Tests on 75 children who fell ill with flulike symptoms at the same time in a New York school showed that eight or nine strains have mild symptoms of "probable case of human swine influenza," New York Health Commissioner Thomas Frieden said Saturday.
Wilma J. Wooten, president of the San Diego Society of the National Medical Association, said public health experts are concerned about the outbreak.
"More than likely we will have additional cases of the swine influenza virus here in our country," she said. "We want people to stay at home if you are sick. Do not go to work. Do no go to school. Do not travel -- airplane, bus -- no form of travel."
The Centers for Disease Control's (CDC) acting director, Richard Besser, also echoed remarks made by WHO yesterday, that the outbreak could be the next flu pandemic.
"This is something we are worried about and we are treating very seriously," he said.
It has made more than a thousand people sick in Mexico, mostly between the ages of 25 and 45. In the country's capital, the mayor on Saturday cancelled all public events for the next 10 days. Mexico City was quiet as schools, libraries, museums and public buildings also closed down. People were wearing masks to prevent themselves from catching the unique virus.
The White House said President Obama is being kept up to date on the situation.
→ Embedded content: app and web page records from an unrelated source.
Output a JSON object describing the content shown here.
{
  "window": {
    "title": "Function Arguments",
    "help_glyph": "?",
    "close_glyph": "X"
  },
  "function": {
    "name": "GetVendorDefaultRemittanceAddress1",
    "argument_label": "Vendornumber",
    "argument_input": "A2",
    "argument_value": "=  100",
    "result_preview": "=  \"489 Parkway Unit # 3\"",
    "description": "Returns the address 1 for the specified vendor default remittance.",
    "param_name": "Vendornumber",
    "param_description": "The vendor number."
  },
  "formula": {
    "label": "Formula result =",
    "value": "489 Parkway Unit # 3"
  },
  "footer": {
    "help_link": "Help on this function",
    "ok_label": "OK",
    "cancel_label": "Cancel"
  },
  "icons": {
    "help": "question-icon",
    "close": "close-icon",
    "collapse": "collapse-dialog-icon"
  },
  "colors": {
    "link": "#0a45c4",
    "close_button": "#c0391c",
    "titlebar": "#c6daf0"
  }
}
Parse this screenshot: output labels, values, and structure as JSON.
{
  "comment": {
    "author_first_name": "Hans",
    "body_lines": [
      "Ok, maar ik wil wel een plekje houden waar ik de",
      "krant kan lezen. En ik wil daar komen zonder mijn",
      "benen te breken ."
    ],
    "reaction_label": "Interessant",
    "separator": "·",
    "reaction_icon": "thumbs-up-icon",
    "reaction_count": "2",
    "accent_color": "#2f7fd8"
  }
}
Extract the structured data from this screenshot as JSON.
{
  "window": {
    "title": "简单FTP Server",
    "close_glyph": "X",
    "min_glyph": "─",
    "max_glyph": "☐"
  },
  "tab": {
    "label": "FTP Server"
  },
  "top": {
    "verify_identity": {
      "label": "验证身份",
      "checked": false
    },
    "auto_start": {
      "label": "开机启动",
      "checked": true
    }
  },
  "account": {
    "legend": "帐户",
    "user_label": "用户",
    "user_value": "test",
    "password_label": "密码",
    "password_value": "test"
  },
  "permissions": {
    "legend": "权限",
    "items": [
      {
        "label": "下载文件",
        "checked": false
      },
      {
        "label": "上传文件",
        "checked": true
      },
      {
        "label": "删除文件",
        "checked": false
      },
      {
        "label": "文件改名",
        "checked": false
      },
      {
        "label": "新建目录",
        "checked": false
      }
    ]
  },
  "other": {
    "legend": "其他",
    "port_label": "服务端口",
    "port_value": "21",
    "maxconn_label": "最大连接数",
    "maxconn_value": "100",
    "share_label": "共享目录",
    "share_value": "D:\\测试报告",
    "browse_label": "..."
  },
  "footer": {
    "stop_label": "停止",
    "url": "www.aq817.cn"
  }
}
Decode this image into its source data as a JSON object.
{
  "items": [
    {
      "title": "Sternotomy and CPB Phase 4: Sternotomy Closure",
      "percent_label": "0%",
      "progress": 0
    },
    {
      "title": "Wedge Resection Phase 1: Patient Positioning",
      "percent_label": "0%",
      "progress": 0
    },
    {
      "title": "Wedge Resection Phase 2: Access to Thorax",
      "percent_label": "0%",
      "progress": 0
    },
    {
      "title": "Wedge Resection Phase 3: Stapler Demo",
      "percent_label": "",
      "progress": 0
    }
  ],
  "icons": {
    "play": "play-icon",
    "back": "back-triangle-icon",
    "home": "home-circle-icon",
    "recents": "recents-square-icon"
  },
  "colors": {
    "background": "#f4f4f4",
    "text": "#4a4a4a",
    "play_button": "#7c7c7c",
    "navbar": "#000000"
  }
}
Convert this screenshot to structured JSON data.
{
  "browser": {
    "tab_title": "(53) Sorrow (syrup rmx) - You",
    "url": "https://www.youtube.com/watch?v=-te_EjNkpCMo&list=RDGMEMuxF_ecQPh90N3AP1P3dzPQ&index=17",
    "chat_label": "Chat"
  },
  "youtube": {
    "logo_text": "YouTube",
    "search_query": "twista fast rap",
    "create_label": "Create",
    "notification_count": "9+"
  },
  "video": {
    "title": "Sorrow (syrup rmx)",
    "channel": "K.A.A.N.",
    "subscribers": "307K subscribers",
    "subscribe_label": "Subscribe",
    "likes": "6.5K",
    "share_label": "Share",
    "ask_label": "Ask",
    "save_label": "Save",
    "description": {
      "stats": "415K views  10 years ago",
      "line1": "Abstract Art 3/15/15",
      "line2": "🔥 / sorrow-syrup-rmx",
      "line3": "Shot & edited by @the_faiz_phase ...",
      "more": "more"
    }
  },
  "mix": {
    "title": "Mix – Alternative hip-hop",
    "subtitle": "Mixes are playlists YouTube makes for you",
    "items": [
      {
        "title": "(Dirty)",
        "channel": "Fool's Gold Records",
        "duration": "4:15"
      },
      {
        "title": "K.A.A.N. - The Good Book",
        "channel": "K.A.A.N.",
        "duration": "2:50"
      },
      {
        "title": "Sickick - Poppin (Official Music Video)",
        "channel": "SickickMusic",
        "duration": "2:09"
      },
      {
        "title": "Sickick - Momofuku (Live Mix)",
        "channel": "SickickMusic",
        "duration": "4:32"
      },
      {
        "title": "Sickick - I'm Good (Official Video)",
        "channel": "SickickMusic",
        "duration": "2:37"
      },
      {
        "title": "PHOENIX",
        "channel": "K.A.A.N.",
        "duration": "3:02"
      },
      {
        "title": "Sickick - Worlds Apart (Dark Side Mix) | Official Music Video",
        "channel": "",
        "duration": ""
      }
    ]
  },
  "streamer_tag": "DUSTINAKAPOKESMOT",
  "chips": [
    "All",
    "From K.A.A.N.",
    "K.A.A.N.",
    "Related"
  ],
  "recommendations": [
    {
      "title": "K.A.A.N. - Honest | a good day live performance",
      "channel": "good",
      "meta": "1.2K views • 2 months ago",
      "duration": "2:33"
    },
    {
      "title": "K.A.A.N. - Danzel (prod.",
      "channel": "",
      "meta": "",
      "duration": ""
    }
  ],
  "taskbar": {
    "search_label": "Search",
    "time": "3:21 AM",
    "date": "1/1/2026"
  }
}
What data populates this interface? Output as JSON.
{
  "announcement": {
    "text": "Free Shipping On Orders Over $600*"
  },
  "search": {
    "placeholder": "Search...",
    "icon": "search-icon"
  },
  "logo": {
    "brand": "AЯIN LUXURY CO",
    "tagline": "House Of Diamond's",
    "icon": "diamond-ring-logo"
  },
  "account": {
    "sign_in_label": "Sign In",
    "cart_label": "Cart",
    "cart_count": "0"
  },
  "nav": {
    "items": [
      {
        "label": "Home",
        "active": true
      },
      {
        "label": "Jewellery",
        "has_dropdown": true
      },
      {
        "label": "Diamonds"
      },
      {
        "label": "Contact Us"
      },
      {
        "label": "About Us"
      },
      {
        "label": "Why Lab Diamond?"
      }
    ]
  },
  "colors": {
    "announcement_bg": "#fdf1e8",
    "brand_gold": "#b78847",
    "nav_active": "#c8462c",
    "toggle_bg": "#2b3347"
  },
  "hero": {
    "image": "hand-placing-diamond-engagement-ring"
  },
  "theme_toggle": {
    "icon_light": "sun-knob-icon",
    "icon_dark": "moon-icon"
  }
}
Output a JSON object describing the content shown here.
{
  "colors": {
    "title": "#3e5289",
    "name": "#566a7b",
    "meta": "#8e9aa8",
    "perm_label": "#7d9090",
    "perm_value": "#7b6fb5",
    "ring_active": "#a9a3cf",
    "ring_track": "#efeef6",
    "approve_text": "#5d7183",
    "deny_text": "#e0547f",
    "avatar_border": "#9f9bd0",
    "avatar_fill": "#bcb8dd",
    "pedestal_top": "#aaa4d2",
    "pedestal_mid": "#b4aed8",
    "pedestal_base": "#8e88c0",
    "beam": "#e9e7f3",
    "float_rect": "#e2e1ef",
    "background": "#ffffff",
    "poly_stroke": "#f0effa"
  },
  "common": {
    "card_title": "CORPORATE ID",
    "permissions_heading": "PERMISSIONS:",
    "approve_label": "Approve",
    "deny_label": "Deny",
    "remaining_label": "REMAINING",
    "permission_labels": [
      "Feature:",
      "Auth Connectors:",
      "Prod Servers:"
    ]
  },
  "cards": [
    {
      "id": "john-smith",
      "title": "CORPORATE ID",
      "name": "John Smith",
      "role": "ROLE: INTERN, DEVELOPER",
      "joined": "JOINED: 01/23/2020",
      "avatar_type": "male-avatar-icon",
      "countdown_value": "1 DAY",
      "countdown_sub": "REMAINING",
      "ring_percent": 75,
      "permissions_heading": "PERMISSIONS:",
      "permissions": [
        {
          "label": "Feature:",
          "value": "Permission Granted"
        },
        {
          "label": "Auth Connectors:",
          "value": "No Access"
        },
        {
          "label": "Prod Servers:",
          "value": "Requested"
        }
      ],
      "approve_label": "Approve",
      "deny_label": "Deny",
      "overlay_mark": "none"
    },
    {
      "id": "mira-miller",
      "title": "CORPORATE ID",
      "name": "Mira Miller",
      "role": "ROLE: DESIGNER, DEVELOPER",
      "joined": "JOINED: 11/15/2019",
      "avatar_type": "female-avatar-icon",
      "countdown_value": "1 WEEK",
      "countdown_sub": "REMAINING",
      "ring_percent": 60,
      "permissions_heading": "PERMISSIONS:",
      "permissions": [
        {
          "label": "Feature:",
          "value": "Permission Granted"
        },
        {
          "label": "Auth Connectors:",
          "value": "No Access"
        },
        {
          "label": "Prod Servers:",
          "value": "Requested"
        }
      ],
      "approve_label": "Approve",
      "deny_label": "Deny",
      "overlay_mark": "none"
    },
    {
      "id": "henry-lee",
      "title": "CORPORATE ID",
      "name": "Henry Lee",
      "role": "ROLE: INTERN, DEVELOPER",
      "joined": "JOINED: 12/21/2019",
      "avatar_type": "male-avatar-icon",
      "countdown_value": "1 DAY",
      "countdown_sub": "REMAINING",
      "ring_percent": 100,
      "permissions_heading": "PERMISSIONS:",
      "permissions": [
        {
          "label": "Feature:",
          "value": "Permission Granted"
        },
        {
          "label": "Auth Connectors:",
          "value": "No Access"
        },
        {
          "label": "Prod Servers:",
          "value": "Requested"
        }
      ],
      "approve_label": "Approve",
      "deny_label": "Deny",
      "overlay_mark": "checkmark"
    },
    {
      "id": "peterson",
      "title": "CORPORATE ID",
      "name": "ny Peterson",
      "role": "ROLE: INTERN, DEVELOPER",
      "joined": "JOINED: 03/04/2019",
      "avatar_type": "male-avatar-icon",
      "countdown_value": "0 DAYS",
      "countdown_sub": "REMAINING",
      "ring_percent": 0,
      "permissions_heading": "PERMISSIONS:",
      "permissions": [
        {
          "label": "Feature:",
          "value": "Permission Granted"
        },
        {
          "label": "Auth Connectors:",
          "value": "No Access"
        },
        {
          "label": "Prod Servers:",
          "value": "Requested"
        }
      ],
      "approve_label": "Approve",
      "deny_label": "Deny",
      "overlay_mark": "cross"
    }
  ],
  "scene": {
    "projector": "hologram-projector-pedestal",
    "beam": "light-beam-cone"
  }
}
The Homeland Security Council, under the leadership of terrorism czar John Brennan, is heading up the administration's handling of this situation -- and working with the CDC, the State Department and the Mexican government.